We took the 8:45 am ferry to Change Island for $11.50. It’s an easy 30 minute ride, and only 8 cars were going, Fogo getting most of the tourists and traffic. One road runs right up the middle of the small island, then branching out at the north end of the island in the town of Change.
We passed the little visitor’s center before we saw it, and turned around in a tiny settlement in a beautiful cove with a street named Parson’s Lane. Returning to the small Visitor’s Center, we met Kimberly, a cute, young lady who is on a student grant from the government to work there. Her family has lived here for generations, and she was great about telling us all about life here. There are few jobs, most people still making their living fishing.
They had many craft items, mostly made on Change Island, but some from other Newfoundland places. The cold winters are great times for people to do crafts. They are quite good at knitting wool and making quilts. The prices were very reasonable.
We drove around, taking as many pictures as Martha would allow. This is a rich photographic place, especially as the sun came out in the afternoon, turning the waters blue, the grass more green and the buildings more bright. There are so many little coves at the top of this little island, and every one like a private place for just a few houses.
Then we went out and hiked the Squid Jigger Trail, which starts in a neighborhood and winds around coves and points with great views everywhere. We stopped for lunch at a half-collapsed picnic table. Soon enough, a lady came up the steps on her walk. She introduced herself as Wendy, and was born and raised here. She now lives near St. Johns, but was home for a visit. She talked for a half hour about what it was like to grow up here, and how rough the winters are. She said her father drove had an oil delivery business and used to drive across the winter ice to the mainland or to Fogo! She told us the millions of berries we had seen are blackberries, but they weren’t quite ripe yet. They are black and grow on what looks like a dwarf Juniper. The others we had seen were bake-apples. Her father loved them, but she remembers her mother cooking them on the stove and they smelled like sweat socks. She suggested more places to go and see and a restaurant in St. Johns called Chaffs I think. I should have been taking notes.

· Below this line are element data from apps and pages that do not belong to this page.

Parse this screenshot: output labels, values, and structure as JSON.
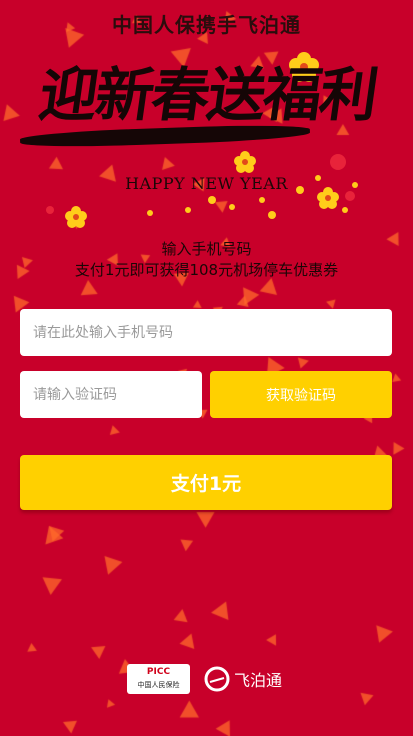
{
  "header": {
    "title": "中国人保携手飞泊通"
  },
  "hero": {
    "headline": "迎新春送福利",
    "subtitle": "HAPPY NEW YEAR"
  },
  "intro": {
    "line1": "输入手机号码",
    "line2": "支付1元即可获得108元机场停车优惠券"
  },
  "form": {
    "phone_placeholder": "请在此处输入手机号码",
    "code_placeholder": "请输入验证码",
    "get_code_label": "获取验证码",
    "pay_label": "支付1元"
  },
  "footer": {
    "picc_mark": "PICC",
    "picc_name": "中国人民保险",
    "partner_name": "飞泊通"
  },
  "colors": {
    "background": "#c8002a",
    "accent_yellow": "#ffd000",
    "confetti": "#ff6a2b"
  },
  "icons": {
    "blossom": "plum-blossom-icon",
    "partner_logo": "feibotong-logo-icon"
  }
}
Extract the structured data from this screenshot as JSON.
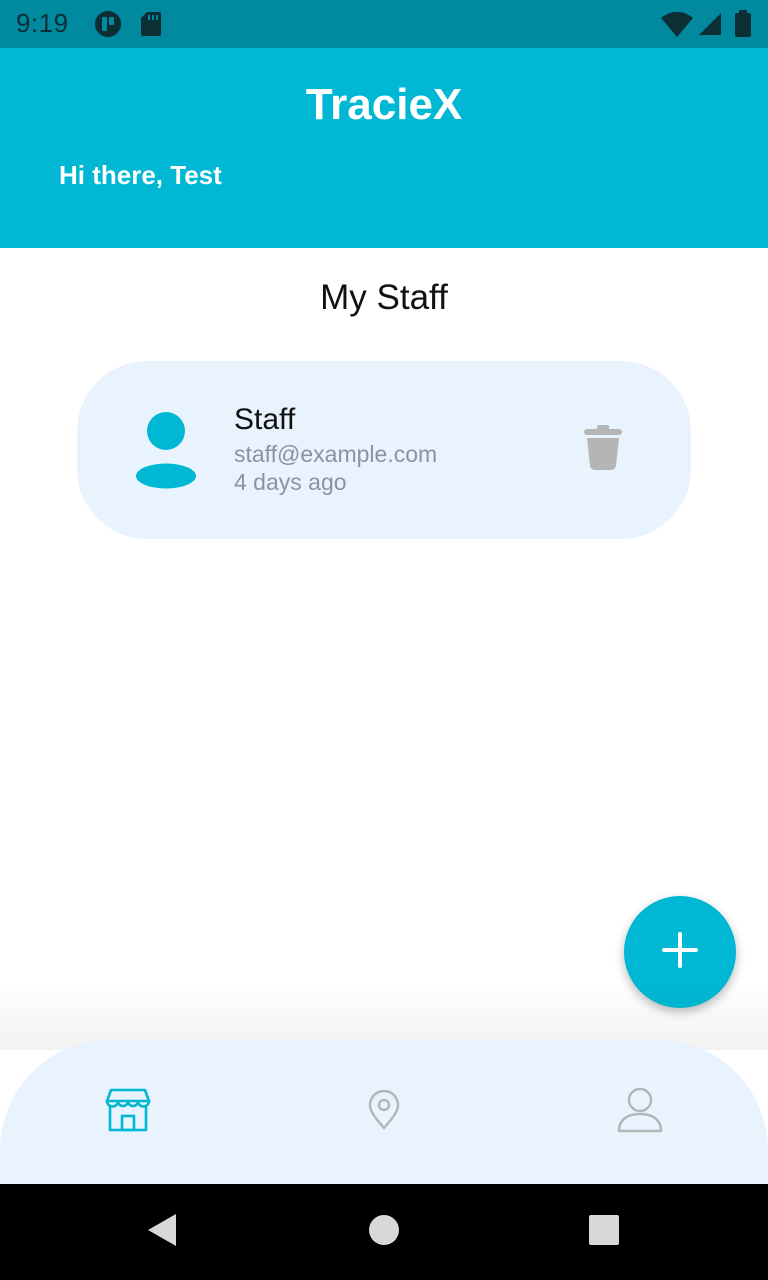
{
  "status_bar": {
    "time": "9:19",
    "icons": [
      "app-notification-icon",
      "sd-card-icon",
      "wifi-icon",
      "signal-icon",
      "battery-icon"
    ]
  },
  "header": {
    "title": "TracieX",
    "greeting": "Hi there, Test"
  },
  "main": {
    "section_title": "My Staff",
    "staff": [
      {
        "name": "Staff",
        "email": "staff@example.com",
        "added": "4 days ago"
      }
    ]
  },
  "fab": {
    "icon": "plus-icon"
  },
  "bottom_nav": {
    "items": [
      {
        "icon": "store-icon",
        "active": true
      },
      {
        "icon": "location-pin-icon",
        "active": false
      },
      {
        "icon": "profile-icon",
        "active": false
      }
    ]
  },
  "system_nav": {
    "buttons": [
      "back-icon",
      "home-icon",
      "recents-icon"
    ]
  },
  "colors": {
    "primary": "#00b8d4",
    "status_bar": "#00899f",
    "card_background": "#e9f3fd",
    "muted_text": "#8a94a0",
    "inactive_icon": "#b5b5b5"
  }
}
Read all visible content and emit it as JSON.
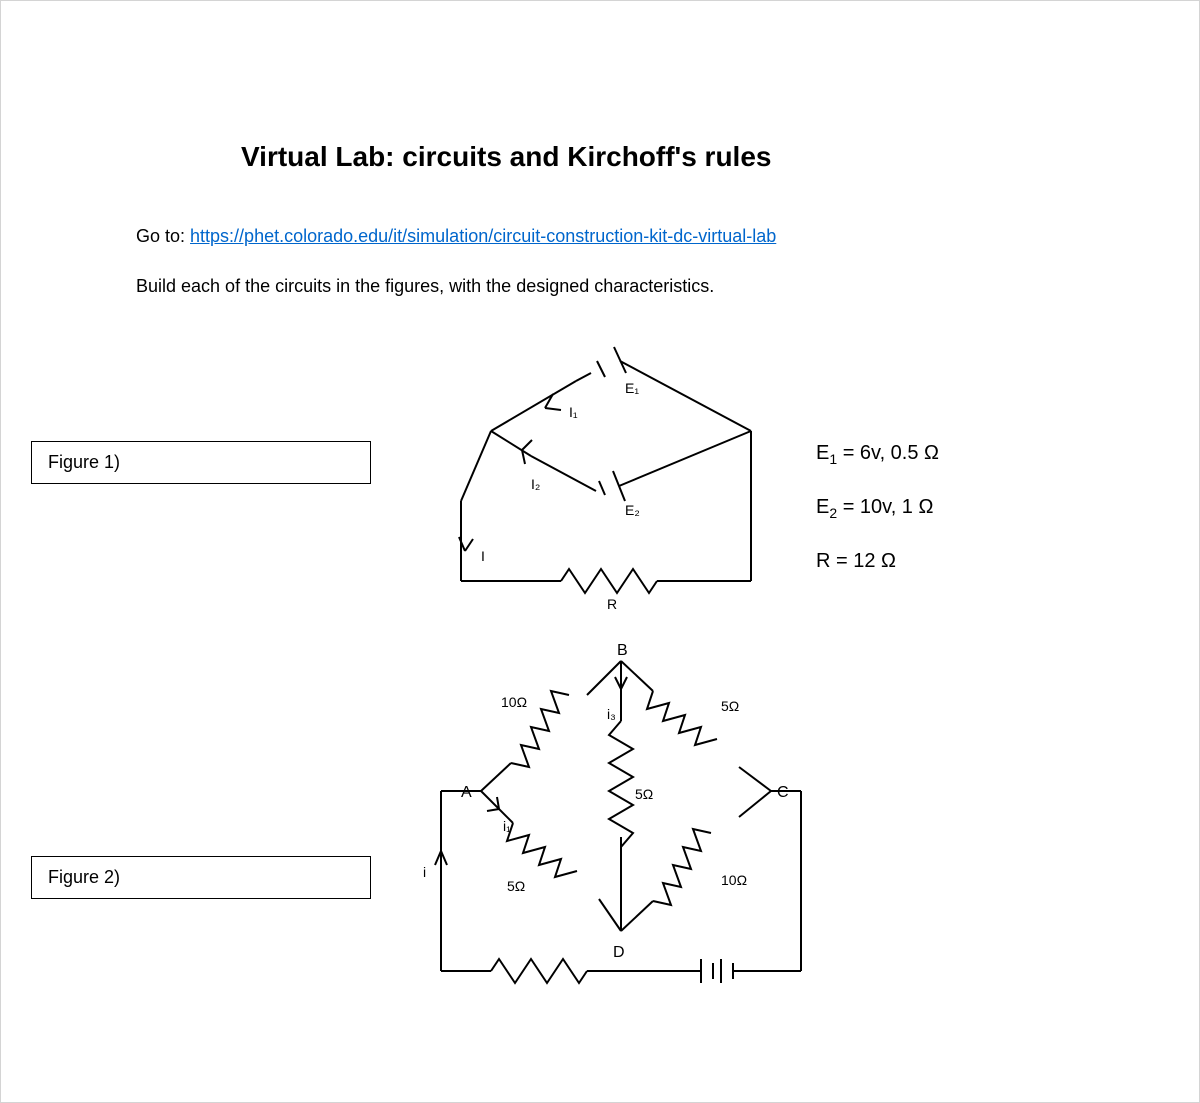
{
  "title": "Virtual Lab: circuits and Kirchoff's rules",
  "intro": {
    "line1_prefix": "Go to: ",
    "link_text": "https://phet.colorado.edu/it/simulation/circuit-construction-kit-dc-virtual-lab",
    "line2": "Build each of the circuits in the figures, with the designed characteristics."
  },
  "figure1": {
    "label": "Figure 1)",
    "labels": {
      "E1": "E₁",
      "E2": "E₂",
      "I1": "I₁",
      "I2": "I₂",
      "I": "I",
      "R": "R"
    },
    "legend": {
      "E1": "E₁ = 6v, 0.5 Ω",
      "E2": "E₂ = 10v, 1 Ω",
      "R": "R = 12 Ω"
    }
  },
  "figure2": {
    "label": "Figure 2)",
    "labels": {
      "A": "A",
      "B": "B",
      "C": "C",
      "D": "D",
      "i": "i",
      "i1": "i₁",
      "i3": "i₃",
      "R_AB": "10Ω",
      "R_BC": "5Ω",
      "R_AD": "5Ω",
      "R_DC": "10Ω",
      "R_BD": "5Ω"
    }
  }
}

We walked back to the truck and drove around the coves some more, but we wanted to take the 3:00 ferry back so we could go to Sansome’s for dinner. We did take one more quick hike around a pretty lake on the way back. I fell in love with Change Island.
Sansome’s is quite a unique place on the water, where the family catches the seafood, cooks and serves it. Martha made the right choice with lobster, which she said was so sweet. I tried the fishcakes again, and they were good, but I don’t think I will do it again. With so much lobster, crab and mussels, I’ll stick to the pure thing. We shared a seafood chowder and moved it into first place – not so much cream and cheese, no potatoes and lots of seafood – lobster, crab, cod and muscles – yum!